**Material provided**

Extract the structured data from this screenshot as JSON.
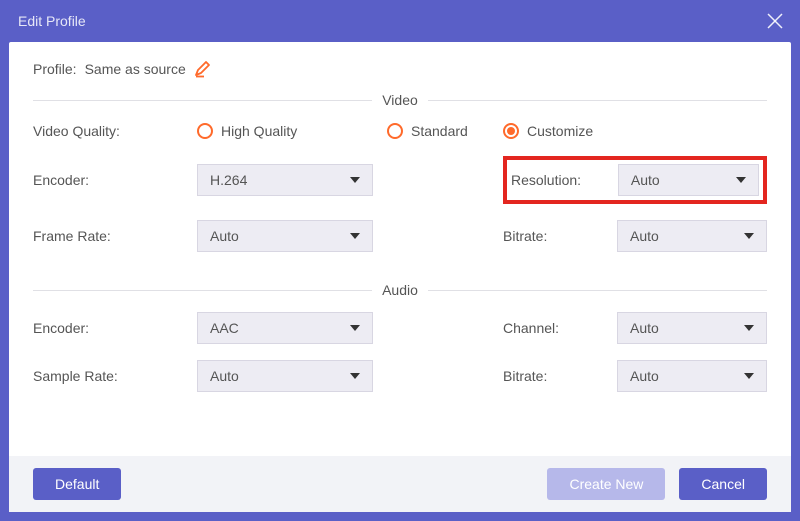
{
  "titlebar": {
    "title": "Edit Profile"
  },
  "profile": {
    "label": "Profile:",
    "value": "Same as source"
  },
  "sections": {
    "video": "Video",
    "audio": "Audio"
  },
  "video": {
    "quality_label": "Video Quality:",
    "quality_high": "High Quality",
    "quality_standard": "Standard",
    "quality_customize": "Customize",
    "quality_selected": "Customize",
    "encoder_label": "Encoder:",
    "encoder_value": "H.264",
    "resolution_label": "Resolution:",
    "resolution_value": "Auto",
    "framerate_label": "Frame Rate:",
    "framerate_value": "Auto",
    "bitrate_label": "Bitrate:",
    "bitrate_value": "Auto"
  },
  "audio": {
    "encoder_label": "Encoder:",
    "encoder_value": "AAC",
    "channel_label": "Channel:",
    "channel_value": "Auto",
    "samplerate_label": "Sample Rate:",
    "samplerate_value": "Auto",
    "bitrate_label": "Bitrate:",
    "bitrate_value": "Auto"
  },
  "footer": {
    "default": "Default",
    "create_new": "Create New",
    "cancel": "Cancel"
  },
  "colors": {
    "accent": "#5a5fc7",
    "radio": "#ff6a2b",
    "highlight": "#e3261f"
  }
}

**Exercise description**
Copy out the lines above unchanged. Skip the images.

**Answer to the problem**
Extract the structured data from this screenshot as JSON.
{
  "titlebar": {
    "title": "Edit Profile"
  },
  "profile": {
    "label": "Profile:",
    "value": "Same as source"
  },
  "sections": {
    "video": "Video",
    "audio": "Audio"
  },
  "video": {
    "quality_label": "Video Quality:",
    "quality_high": "High Quality",
    "quality_standard": "Standard",
    "quality_customize": "Customize",
    "quality_selected": "Customize",
    "encoder_label": "Encoder:",
    "encoder_value": "H.264",
    "resolution_label": "Resolution:",
    "resolution_value": "Auto",
    "framerate_label": "Frame Rate:",
    "framerate_value": "Auto",
    "bitrate_label": "Bitrate:",
    "bitrate_value": "Auto"
  },
  "audio": {
    "encoder_label": "Encoder:",
    "encoder_value": "AAC",
    "channel_label": "Channel:",
    "channel_value": "Auto",
    "samplerate_label": "Sample Rate:",
    "samplerate_value": "Auto",
    "bitrate_label": "Bitrate:",
    "bitrate_value": "Auto"
  },
  "footer": {
    "default": "Default",
    "create_new": "Create New",
    "cancel": "Cancel"
  },
  "colors": {
    "accent": "#5a5fc7",
    "radio": "#ff6a2b",
    "highlight": "#e3261f"
  }
}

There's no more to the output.